Whenever a line of the records below contains the word "post", copy that line.

Records for this task
- - - - -
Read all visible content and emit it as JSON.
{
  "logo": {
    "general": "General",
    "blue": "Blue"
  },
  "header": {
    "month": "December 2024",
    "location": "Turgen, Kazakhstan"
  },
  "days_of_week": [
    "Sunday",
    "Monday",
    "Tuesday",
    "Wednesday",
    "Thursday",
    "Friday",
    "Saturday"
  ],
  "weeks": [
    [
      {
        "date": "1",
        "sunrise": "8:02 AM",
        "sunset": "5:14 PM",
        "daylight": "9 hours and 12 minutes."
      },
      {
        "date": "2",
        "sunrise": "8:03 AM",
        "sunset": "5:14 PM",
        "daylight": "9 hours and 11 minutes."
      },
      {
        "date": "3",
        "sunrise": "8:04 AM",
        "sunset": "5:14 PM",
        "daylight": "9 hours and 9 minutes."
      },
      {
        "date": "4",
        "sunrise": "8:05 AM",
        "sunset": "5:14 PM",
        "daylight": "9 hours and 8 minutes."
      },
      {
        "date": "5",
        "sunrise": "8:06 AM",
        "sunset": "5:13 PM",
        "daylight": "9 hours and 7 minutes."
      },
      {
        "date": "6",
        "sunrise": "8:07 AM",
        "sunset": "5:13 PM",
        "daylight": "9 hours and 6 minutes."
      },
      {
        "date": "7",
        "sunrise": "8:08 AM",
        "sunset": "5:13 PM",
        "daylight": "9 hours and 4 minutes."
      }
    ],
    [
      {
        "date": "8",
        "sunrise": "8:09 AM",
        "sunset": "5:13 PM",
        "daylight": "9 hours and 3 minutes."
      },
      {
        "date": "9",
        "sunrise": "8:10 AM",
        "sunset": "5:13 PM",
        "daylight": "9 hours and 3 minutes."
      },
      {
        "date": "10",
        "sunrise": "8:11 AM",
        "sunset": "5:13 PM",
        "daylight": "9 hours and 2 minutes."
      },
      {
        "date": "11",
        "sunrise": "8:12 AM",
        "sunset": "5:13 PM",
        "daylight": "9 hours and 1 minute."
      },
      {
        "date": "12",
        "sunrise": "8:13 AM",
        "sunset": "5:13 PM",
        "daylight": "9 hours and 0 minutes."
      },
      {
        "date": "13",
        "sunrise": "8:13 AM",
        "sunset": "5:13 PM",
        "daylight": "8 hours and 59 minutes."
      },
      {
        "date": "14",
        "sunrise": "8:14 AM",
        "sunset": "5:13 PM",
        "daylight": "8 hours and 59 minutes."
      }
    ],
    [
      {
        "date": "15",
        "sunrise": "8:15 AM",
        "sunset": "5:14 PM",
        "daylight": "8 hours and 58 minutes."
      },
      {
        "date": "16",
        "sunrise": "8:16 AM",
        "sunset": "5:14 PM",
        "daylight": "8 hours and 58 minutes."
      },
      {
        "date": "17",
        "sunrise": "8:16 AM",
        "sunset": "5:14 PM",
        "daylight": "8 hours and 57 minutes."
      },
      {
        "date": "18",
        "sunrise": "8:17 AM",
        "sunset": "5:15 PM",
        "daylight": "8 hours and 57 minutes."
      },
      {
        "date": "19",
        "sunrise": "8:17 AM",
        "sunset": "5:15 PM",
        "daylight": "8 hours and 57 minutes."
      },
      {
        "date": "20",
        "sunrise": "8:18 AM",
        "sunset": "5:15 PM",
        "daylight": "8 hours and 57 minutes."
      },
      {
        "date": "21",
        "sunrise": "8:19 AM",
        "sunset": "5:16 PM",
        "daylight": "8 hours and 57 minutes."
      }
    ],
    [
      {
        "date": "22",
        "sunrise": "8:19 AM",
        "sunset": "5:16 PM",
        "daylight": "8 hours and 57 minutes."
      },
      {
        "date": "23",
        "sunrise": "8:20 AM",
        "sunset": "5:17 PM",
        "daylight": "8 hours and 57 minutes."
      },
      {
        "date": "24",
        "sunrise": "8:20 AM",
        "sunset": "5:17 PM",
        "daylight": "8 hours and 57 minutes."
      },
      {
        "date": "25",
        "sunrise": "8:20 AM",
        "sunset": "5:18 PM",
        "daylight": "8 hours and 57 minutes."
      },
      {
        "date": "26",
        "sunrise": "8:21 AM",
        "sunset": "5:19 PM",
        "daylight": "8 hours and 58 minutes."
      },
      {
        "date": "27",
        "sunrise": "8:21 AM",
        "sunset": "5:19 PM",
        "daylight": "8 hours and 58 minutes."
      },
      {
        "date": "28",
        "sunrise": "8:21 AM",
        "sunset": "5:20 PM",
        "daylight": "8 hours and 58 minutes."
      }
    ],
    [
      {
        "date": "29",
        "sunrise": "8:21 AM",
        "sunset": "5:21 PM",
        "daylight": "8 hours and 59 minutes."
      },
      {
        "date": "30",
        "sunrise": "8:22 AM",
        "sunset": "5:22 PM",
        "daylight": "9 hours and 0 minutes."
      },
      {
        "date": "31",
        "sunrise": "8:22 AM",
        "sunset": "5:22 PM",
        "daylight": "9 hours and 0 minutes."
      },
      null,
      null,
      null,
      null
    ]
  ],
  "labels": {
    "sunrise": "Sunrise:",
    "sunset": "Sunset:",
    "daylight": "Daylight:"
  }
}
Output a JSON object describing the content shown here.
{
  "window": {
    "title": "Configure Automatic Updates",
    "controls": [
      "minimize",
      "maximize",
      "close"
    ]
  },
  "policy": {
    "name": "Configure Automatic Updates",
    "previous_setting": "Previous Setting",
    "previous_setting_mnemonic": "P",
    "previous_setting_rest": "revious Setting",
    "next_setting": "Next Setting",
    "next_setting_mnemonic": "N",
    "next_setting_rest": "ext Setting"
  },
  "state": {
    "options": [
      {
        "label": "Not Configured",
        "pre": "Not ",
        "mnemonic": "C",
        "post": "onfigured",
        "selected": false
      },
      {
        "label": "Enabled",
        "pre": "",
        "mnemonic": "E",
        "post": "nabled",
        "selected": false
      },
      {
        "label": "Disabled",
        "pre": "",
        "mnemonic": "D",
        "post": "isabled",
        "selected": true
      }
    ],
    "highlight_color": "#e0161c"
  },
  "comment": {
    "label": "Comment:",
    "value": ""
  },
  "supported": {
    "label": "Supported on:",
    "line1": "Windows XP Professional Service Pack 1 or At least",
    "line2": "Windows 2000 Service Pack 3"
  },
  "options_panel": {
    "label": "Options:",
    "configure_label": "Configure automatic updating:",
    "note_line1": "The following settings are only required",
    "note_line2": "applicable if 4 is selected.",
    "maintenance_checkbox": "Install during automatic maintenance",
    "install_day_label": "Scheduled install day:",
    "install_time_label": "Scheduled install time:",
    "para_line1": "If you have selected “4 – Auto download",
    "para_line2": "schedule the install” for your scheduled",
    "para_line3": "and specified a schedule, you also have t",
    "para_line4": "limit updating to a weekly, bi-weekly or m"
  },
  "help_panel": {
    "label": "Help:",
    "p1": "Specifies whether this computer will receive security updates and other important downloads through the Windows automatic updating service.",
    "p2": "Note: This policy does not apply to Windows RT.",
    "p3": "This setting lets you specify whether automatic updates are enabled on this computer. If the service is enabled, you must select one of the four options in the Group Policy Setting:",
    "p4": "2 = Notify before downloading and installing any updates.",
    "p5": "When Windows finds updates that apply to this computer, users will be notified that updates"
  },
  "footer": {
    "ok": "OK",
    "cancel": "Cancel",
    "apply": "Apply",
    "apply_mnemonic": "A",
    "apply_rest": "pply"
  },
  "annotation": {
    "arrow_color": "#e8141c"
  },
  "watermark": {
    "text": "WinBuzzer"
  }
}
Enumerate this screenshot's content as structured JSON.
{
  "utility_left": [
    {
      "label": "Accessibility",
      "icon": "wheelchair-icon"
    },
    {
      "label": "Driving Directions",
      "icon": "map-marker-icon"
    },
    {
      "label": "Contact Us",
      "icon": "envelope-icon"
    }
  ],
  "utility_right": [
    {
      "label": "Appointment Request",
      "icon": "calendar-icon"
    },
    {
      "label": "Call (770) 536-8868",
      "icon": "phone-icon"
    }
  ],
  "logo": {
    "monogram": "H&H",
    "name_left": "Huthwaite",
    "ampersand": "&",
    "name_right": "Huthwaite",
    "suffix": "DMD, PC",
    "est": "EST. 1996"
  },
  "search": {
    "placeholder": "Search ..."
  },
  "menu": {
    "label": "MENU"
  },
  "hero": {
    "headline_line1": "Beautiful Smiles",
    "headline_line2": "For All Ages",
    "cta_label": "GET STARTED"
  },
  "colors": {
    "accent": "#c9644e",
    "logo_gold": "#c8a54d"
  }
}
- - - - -
Solution to the problem
        "post": "onfigured",
        "post": "nabled",
        "post": "isabled",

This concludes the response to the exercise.